(2) The answer to those questions: Adventure and trial. Because I wanted a challenge. Yes, I did.
e. By the second summit at Meall Buidhe, I felt like a beast! And then I looked at the descent and my soul wanted to cry just a little – good thing I had been working my stabilizer muscles… It might have been easier to just roll down the dang thing.
f. Every single person I walked with made me rethink what the word “fitness” really means. I’m young. I’m active. I’m fairly healthy. And yet, everyone in the group was at least 12 years older than me, and every single one made me feel like I was on my way into renting a walker from the local drugstore. They were beasts, I tell you!
g. Bogs… Well, they could swallow a man whole as far as I’m concerned. Thank goodness for Martin teaching me the ropes of bog hopping (that’s what I’m calling it). I only had a few misses – the best/worst of which was landing mid-thigh in water; at least it was at the end of the hike and not the beginning; how miserable would that have been?
h. Inverie is stunning. The sunsets witnessed on that remote peninsula were breathtaking; the sounds of birds, waves, and the wind rustling through the trees without the added noise of vehicles made for a true sense of serenity; the people were amazing. Visit. Go. Now.
Without further ado – photos!
Day 2: A beautiful day spent roaming Inverie. I skipped the hike up Ladhar Bheinn as I’d be in walking through Edinburgh the next day.
Photo snapped on our last night in Inverie at the Old Forge pub

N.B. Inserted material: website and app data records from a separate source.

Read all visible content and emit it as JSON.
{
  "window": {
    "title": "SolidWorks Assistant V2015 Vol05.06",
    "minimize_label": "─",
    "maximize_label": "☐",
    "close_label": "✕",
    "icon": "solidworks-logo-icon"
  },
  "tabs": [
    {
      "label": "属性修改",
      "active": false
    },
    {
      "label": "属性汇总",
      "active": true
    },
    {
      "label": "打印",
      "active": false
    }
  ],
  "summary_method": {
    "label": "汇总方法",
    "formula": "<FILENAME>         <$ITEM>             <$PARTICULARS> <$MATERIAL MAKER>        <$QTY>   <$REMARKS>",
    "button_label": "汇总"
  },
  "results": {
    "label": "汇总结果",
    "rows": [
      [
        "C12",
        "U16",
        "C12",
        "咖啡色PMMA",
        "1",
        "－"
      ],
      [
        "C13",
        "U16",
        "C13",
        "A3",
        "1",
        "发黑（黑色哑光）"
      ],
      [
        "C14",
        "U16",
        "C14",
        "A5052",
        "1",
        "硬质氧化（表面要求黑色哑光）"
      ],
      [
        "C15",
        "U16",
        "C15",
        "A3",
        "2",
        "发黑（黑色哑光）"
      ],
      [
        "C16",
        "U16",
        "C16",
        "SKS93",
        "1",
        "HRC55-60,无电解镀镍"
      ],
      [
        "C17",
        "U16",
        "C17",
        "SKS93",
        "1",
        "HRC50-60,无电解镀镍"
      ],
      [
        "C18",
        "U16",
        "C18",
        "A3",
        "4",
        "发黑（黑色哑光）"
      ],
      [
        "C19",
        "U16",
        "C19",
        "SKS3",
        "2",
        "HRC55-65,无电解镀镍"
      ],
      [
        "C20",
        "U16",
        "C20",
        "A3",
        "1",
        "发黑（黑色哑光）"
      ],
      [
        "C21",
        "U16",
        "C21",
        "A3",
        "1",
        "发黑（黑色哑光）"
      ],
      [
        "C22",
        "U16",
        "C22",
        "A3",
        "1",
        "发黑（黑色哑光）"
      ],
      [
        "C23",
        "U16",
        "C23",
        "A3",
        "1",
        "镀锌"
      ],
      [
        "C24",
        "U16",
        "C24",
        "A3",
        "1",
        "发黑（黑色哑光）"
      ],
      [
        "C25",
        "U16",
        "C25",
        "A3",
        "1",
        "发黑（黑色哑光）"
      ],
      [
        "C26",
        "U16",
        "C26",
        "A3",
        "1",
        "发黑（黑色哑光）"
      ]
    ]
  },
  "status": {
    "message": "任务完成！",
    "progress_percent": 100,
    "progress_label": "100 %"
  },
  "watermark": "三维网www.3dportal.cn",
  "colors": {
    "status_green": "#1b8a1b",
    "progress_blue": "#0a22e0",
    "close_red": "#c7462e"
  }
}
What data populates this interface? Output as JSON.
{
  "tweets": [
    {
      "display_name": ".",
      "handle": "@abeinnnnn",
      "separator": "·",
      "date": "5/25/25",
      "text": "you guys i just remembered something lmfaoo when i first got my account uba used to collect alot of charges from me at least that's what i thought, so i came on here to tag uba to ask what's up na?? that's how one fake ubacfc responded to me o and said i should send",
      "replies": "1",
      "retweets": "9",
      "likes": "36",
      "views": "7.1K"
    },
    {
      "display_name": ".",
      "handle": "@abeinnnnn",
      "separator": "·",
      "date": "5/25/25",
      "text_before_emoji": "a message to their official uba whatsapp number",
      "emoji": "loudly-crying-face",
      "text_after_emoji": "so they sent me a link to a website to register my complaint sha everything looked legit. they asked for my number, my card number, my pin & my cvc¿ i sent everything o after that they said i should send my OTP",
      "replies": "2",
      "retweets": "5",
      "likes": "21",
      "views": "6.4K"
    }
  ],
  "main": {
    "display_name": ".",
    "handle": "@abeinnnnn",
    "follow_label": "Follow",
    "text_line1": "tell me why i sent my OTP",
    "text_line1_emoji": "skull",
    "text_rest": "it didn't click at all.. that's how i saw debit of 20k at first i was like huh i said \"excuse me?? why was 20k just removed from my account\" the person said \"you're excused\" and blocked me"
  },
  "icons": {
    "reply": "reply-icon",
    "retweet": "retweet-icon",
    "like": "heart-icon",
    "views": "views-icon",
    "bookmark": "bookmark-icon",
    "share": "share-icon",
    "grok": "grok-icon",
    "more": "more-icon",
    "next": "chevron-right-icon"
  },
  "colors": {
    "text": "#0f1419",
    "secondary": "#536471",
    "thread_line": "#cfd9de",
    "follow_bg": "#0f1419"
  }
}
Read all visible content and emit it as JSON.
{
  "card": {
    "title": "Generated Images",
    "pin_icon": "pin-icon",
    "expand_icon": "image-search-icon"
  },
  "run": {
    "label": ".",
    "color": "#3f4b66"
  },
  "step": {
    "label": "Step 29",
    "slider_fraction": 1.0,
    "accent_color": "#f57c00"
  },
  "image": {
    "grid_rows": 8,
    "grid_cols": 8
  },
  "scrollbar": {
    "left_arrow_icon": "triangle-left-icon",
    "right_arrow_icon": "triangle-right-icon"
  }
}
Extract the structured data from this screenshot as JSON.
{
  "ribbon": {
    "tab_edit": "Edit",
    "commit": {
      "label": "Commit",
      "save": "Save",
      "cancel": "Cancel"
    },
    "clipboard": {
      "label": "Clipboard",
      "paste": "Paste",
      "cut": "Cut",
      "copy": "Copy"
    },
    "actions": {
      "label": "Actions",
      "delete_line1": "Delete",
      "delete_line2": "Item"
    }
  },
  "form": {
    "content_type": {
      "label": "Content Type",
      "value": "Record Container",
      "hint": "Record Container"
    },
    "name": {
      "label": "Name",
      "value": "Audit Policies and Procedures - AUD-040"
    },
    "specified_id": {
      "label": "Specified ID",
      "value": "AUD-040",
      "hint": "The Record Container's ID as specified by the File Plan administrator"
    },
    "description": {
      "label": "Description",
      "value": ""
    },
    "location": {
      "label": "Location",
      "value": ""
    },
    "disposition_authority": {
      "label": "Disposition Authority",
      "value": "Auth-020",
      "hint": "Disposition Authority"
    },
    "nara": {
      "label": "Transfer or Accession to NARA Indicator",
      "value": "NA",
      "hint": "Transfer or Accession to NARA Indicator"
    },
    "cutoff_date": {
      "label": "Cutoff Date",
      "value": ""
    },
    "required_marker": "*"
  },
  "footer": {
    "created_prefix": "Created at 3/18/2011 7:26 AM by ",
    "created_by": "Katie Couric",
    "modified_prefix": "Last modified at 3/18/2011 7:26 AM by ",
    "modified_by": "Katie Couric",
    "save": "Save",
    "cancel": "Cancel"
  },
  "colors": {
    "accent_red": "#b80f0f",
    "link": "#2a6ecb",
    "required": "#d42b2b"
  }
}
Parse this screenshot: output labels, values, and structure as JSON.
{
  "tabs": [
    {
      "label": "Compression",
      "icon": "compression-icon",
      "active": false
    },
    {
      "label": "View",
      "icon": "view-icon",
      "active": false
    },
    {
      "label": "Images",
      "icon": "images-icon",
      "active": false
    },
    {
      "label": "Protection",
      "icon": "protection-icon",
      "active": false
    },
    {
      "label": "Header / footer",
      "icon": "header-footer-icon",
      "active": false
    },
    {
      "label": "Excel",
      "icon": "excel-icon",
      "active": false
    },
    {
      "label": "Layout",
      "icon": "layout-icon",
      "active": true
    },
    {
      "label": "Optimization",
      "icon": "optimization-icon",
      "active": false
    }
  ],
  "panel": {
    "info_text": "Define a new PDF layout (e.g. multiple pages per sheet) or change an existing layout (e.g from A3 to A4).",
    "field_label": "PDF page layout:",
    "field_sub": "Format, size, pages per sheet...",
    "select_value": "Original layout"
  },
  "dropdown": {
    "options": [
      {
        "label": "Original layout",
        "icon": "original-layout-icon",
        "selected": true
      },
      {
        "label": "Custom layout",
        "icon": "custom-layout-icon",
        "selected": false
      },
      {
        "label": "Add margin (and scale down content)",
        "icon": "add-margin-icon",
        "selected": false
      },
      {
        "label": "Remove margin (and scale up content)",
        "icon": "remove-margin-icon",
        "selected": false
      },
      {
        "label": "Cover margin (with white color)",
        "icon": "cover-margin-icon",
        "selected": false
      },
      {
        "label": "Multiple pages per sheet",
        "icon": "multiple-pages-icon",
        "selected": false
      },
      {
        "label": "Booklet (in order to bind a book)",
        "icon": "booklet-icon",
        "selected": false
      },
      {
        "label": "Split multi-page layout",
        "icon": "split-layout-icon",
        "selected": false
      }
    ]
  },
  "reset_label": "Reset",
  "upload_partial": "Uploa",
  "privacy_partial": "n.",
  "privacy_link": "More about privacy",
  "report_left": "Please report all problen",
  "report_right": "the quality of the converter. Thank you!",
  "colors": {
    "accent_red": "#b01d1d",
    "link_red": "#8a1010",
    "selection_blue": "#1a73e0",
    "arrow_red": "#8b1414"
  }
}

Next week… back to Mallaig and on to Morar and Edinburgh, Scotland!
Note: this post is from the trip I took to Scotland in April 2014